The State of Texas is challenging a federal court decision against requiring voters in the Lone Star State to display an official photo identification to vote on Election Day in November, according to a published report.
Lawmakers are upset about a U.S. District Court in Washington rejecting the proposed voter ID law mandating the use of an ID issued by the government and, in response, the state is aiming to petition the U.S. Supreme Court, The Daily Texan reports.
The law's supporters say it will help the effort to stave off voter fraud while those opposing the measure and additional voter ID laws maintain they slant against minorities' votes for two reasons. Many minorities are not in possession of a photo ID and they live great distance from an office that distributes the identification cards.
The proposed law augments the responsibilities of students as well, according to director Billy Calve with student government agency Hook the Vote at the University of Texas at Austin. The law would demand information on a civilian driver's license match with a voter registration address.
"If you reside at a West Campus apartment or a dorm on campus, you would have had to make sure your driver's license address matched that," Calve told the news source. "For many students, that is not the case. Students would have had to go out and get their driver’s license changed to match their Austin address."
The case was particularly based on minority rights rather than those of students, according to assistant law professor Joseph Fishkin.
But Texas opted against numerous amendments to the voter identification law that would have reduced its strictness and cut down on the chances that it would be rejected, the assistant law professor told the news source. One amendment advocated for student IDs' use as photo IDs when casting ballots.

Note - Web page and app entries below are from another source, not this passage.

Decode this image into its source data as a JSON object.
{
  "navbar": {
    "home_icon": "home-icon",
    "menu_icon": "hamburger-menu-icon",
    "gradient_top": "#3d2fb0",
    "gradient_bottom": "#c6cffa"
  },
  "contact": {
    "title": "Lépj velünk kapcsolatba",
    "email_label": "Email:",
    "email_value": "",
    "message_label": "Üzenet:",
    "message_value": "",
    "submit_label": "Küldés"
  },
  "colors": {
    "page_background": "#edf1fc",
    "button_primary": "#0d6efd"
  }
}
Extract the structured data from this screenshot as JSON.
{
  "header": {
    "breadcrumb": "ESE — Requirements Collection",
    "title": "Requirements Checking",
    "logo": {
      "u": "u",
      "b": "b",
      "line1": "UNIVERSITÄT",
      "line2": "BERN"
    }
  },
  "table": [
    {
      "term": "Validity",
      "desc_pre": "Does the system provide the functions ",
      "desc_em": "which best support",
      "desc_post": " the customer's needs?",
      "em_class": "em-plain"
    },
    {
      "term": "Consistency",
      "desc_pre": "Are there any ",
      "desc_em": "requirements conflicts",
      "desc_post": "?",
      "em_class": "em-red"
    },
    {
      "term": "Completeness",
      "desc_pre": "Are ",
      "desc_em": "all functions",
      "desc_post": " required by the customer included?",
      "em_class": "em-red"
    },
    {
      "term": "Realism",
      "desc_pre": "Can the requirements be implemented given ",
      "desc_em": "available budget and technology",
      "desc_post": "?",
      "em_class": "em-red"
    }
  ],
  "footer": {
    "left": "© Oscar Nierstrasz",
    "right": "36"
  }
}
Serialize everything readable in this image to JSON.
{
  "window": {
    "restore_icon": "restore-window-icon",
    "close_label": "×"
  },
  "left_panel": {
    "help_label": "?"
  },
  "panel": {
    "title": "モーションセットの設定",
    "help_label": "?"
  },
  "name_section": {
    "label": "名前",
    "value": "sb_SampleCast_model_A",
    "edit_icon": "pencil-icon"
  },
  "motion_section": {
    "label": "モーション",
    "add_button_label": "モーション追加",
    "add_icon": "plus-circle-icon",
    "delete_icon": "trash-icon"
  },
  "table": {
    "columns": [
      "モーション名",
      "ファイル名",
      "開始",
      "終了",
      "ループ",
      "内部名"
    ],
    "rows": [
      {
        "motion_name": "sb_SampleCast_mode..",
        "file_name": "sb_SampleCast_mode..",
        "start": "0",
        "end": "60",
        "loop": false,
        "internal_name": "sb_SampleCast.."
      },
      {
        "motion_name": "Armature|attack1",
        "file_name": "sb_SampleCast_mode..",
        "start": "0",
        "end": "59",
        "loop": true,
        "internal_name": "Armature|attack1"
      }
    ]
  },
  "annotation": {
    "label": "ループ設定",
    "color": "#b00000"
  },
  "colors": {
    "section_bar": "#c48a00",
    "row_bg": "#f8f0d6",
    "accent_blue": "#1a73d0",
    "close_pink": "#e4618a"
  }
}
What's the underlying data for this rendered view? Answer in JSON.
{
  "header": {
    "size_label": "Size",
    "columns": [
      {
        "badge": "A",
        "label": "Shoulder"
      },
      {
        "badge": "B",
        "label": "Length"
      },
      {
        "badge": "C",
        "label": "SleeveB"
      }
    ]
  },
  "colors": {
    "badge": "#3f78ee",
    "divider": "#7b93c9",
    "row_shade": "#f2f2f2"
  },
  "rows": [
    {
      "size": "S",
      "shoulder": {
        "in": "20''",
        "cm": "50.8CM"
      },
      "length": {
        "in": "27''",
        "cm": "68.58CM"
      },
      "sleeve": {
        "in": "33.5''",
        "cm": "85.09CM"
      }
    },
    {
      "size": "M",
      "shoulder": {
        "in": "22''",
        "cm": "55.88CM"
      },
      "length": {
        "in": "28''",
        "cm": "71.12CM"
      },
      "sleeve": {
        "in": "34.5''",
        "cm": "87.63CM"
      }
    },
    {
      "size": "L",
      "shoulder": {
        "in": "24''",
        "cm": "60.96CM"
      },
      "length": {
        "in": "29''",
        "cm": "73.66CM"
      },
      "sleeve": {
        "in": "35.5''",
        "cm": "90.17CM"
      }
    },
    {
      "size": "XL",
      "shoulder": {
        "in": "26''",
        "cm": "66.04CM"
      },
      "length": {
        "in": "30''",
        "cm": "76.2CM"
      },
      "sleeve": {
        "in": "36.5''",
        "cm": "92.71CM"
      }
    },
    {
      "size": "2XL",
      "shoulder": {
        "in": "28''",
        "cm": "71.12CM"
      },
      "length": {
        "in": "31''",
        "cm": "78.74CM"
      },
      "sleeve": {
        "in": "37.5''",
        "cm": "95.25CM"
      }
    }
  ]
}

"I wouldn't make too much of a big deal of this, but the state legislature's decision not to allow student IDs is one of the things that came back to haunt the state," Fishkin told the news source.
The Washington Post reports the three-judge panel described Texas' proposed law as the nation's most strict.
The publication notes this serves as the first instance of a federal bench intervening to block a voter ID law.
The federal court ruled that the state did not demonstrate that the statute would not be harmful to minorities' voting rights.